_Brief_. Look through the listing below and report every line that contains "this".
___ Extracted information
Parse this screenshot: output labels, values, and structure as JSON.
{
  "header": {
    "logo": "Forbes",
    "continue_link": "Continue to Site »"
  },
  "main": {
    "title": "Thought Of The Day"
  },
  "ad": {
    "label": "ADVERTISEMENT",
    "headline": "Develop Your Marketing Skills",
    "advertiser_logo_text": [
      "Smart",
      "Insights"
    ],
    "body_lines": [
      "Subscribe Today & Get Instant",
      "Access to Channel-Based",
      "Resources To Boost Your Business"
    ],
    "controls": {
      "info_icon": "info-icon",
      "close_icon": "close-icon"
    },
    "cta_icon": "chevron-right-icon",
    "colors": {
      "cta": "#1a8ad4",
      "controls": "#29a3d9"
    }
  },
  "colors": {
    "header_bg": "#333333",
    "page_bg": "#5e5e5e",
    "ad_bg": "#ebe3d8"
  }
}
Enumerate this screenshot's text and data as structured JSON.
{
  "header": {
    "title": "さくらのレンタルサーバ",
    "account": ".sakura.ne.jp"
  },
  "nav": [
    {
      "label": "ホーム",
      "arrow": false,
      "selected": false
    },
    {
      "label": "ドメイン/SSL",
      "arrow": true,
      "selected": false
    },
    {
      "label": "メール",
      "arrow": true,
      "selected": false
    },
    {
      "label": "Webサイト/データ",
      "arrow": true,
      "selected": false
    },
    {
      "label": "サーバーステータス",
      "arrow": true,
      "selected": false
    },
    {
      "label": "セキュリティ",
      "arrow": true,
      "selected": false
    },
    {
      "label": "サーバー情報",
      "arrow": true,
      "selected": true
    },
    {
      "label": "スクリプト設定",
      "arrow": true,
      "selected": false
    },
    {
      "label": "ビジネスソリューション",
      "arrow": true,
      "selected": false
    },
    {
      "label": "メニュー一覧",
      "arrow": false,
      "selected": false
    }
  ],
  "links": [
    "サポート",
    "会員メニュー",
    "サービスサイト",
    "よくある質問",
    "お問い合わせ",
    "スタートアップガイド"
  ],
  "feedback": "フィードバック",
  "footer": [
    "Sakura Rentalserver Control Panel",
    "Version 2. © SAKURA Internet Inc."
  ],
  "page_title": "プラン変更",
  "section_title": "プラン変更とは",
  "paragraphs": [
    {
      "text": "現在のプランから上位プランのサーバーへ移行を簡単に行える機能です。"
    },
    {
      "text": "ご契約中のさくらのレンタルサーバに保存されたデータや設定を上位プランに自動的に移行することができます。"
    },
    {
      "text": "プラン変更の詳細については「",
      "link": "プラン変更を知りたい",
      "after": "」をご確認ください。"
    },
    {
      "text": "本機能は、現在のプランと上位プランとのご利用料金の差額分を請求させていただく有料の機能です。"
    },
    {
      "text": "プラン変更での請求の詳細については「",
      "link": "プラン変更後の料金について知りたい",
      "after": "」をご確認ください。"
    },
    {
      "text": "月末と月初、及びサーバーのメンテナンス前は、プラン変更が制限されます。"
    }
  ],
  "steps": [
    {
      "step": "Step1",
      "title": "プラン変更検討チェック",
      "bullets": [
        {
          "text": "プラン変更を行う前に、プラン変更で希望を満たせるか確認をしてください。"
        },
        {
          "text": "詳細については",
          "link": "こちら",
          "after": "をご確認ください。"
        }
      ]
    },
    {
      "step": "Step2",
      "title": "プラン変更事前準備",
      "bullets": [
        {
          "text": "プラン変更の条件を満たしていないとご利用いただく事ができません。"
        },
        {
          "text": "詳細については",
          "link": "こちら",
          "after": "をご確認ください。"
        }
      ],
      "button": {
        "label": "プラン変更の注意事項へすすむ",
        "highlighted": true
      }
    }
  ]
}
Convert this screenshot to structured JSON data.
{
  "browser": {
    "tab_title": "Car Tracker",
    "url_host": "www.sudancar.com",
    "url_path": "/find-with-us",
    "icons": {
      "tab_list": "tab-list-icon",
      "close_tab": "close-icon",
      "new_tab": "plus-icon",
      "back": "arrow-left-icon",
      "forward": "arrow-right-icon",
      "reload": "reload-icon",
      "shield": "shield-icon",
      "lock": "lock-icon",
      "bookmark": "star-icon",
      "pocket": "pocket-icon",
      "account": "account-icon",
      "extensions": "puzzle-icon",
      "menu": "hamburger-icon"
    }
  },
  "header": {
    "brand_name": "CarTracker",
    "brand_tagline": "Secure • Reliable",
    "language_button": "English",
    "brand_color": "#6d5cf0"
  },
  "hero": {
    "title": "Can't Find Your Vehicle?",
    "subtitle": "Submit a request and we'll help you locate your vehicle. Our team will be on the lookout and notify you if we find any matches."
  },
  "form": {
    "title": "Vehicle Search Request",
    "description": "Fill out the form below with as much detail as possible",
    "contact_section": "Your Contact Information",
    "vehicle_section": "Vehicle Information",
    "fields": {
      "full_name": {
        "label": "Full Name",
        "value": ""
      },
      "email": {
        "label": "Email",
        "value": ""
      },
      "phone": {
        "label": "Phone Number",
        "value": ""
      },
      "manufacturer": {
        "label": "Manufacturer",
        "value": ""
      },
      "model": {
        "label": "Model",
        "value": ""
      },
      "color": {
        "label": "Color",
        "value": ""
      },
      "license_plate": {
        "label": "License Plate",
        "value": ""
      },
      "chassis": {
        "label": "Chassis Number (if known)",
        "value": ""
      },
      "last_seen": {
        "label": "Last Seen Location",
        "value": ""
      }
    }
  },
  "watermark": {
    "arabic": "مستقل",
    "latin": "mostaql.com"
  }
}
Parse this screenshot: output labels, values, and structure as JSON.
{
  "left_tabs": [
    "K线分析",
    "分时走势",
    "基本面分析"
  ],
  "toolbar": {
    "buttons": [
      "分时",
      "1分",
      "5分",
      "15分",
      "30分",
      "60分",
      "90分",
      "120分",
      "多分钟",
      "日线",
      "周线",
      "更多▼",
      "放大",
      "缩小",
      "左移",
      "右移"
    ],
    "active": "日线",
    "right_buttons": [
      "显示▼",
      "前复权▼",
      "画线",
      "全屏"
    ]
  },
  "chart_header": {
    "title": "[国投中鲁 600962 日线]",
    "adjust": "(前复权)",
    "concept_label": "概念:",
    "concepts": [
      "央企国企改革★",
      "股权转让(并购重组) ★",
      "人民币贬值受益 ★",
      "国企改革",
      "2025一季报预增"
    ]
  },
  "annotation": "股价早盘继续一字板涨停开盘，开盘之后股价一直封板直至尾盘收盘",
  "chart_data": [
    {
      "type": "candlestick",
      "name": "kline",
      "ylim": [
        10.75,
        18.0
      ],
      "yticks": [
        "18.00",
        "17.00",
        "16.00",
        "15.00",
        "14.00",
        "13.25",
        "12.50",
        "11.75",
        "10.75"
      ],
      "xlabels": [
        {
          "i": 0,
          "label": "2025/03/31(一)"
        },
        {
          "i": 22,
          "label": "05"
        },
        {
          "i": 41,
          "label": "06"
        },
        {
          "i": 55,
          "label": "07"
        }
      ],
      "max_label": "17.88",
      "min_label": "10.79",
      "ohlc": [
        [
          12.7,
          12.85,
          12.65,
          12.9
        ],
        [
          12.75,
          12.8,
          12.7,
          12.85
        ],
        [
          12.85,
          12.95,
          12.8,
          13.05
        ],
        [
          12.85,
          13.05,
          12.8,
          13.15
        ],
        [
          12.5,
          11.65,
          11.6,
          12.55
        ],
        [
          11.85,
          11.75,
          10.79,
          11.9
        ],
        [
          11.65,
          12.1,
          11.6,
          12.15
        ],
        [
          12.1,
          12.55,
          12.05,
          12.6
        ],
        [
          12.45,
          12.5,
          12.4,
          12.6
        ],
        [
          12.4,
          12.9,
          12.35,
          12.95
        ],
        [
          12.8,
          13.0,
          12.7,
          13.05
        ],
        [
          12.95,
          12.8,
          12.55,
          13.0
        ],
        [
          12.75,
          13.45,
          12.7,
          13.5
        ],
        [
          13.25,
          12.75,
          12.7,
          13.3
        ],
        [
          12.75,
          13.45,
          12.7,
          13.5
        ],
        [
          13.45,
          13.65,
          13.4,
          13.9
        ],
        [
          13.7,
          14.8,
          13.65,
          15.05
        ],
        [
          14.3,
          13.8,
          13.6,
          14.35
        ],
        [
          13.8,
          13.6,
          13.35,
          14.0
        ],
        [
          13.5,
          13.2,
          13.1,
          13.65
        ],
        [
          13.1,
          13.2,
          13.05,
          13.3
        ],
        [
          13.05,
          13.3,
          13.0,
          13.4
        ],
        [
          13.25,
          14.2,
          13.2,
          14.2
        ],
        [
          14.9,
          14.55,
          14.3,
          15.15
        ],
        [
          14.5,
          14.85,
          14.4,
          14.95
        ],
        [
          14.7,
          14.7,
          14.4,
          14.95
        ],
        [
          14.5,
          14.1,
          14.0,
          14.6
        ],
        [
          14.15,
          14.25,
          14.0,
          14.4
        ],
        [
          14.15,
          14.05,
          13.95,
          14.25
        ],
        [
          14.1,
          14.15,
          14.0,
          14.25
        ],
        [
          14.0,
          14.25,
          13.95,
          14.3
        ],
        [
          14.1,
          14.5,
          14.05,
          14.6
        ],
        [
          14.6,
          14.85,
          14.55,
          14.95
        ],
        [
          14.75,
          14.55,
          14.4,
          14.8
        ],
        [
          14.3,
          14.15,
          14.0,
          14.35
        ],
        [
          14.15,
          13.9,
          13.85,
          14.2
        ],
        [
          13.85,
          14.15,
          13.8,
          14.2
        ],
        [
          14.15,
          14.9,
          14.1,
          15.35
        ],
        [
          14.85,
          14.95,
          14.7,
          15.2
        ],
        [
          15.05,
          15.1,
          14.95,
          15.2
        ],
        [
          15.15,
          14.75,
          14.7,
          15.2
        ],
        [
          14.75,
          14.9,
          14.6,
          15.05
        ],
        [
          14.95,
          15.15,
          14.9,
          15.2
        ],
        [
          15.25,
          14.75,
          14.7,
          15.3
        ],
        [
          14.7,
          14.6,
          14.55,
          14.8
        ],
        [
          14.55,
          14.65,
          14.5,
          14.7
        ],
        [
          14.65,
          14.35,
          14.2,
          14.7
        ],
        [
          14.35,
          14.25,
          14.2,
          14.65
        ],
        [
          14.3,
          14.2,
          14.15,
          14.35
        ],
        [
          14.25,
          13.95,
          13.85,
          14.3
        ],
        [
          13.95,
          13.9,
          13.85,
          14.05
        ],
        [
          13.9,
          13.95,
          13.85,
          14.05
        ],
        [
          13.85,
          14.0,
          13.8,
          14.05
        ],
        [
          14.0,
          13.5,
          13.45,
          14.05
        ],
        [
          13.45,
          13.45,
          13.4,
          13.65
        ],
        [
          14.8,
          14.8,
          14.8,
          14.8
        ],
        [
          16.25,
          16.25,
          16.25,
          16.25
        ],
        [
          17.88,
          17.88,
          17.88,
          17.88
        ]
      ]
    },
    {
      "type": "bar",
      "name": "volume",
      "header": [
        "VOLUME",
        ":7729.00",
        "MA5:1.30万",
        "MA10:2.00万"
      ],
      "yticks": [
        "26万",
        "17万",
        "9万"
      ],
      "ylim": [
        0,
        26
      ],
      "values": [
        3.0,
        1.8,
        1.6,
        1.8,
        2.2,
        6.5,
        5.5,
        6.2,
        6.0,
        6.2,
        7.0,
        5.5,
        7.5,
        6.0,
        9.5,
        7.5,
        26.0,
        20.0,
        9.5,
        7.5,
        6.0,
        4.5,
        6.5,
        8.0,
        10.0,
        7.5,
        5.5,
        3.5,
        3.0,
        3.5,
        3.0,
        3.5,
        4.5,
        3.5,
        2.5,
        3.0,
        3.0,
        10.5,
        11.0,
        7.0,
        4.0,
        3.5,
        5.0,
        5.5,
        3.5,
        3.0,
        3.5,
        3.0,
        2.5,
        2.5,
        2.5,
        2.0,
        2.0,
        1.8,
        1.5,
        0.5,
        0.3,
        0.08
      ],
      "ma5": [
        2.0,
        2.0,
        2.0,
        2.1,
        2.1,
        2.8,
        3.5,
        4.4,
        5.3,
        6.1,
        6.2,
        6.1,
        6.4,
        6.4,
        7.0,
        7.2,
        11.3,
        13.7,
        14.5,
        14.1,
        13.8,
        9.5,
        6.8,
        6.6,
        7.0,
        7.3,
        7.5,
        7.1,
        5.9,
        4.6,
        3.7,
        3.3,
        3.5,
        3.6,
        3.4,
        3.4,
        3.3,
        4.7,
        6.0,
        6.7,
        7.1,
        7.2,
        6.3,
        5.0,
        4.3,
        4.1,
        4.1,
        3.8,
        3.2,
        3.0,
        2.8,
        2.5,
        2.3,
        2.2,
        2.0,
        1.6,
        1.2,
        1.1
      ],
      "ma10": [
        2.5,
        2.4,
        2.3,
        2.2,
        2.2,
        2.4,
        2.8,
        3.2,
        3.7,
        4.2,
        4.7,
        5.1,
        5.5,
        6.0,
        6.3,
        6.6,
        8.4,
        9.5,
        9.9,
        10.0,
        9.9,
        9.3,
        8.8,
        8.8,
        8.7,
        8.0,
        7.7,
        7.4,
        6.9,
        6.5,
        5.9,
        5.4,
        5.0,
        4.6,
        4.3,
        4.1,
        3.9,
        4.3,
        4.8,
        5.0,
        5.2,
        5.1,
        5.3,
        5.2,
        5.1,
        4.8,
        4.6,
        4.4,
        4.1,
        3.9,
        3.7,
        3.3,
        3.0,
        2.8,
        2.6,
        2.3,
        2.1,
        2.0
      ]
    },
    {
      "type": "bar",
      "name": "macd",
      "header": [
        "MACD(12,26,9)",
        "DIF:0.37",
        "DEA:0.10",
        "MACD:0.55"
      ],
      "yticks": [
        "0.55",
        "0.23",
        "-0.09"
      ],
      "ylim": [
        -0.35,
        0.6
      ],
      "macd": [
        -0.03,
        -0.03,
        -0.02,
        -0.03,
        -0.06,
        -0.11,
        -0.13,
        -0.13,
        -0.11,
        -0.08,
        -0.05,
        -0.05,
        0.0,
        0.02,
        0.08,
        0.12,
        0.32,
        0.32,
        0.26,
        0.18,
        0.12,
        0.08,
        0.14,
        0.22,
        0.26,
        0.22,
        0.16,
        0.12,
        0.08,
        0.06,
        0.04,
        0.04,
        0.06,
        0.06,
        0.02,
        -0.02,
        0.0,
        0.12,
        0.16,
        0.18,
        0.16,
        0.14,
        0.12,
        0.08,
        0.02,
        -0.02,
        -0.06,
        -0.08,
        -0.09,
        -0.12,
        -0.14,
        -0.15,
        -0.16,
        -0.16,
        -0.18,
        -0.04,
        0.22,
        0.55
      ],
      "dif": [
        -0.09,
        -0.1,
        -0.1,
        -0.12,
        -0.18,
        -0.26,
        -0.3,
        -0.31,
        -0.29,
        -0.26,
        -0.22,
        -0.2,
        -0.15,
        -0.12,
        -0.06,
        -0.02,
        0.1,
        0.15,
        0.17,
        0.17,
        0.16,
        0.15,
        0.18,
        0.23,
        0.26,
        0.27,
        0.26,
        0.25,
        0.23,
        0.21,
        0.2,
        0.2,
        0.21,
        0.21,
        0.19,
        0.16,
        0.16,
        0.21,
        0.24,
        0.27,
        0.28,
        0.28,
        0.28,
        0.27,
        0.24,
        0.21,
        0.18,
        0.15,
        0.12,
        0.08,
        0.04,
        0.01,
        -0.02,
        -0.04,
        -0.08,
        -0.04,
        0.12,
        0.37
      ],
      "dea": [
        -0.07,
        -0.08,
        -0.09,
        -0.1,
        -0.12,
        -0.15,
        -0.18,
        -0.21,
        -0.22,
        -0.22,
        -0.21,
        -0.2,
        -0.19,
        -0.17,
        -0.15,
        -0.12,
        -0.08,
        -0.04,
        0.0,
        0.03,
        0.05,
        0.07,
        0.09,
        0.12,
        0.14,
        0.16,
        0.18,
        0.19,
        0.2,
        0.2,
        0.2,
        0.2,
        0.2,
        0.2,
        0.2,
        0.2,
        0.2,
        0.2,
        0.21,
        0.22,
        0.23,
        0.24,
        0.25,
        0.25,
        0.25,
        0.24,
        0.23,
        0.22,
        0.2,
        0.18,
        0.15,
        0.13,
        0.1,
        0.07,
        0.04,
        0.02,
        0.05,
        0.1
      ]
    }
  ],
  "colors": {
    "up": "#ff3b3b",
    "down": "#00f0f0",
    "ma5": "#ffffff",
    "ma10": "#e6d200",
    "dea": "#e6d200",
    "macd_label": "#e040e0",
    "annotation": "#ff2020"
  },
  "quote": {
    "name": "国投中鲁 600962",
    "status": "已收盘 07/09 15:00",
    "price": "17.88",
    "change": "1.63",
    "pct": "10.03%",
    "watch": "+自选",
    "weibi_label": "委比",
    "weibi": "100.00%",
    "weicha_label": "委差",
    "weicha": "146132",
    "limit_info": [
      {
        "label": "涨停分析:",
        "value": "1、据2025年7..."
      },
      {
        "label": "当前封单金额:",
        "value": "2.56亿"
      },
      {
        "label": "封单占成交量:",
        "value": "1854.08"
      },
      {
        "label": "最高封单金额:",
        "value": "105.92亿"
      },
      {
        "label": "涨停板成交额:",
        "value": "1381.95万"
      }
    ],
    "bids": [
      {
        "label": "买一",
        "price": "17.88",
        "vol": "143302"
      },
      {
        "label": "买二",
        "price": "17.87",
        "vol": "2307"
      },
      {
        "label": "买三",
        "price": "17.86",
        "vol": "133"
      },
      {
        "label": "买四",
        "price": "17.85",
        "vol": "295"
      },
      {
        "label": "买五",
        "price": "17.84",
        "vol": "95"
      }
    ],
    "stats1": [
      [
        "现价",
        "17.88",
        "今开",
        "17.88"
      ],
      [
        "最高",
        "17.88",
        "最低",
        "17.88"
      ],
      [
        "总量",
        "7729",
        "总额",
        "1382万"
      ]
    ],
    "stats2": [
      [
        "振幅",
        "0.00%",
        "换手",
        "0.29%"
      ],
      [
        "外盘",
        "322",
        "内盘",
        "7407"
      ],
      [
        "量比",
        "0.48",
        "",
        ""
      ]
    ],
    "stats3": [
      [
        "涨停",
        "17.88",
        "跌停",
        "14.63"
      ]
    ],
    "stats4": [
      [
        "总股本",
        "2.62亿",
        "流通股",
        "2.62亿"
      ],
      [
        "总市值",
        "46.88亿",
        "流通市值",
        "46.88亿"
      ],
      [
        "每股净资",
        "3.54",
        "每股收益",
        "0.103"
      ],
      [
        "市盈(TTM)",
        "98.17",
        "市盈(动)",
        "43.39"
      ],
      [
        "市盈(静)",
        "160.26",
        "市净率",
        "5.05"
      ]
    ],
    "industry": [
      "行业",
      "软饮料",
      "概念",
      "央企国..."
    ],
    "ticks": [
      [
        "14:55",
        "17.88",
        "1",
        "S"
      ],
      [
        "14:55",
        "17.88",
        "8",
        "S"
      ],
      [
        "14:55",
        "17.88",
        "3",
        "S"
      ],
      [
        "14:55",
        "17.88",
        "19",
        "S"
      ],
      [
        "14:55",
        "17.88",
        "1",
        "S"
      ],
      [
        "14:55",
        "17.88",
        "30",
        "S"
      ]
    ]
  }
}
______
_Exercise solution_.
Parse this screenshot: output labels, values, and structure as JSON.
Enumerate this screenshot's text and data as structured JSON.
Convert this screenshot to structured JSON data.
Parse this screenshot: output labels, values, and structure as JSON.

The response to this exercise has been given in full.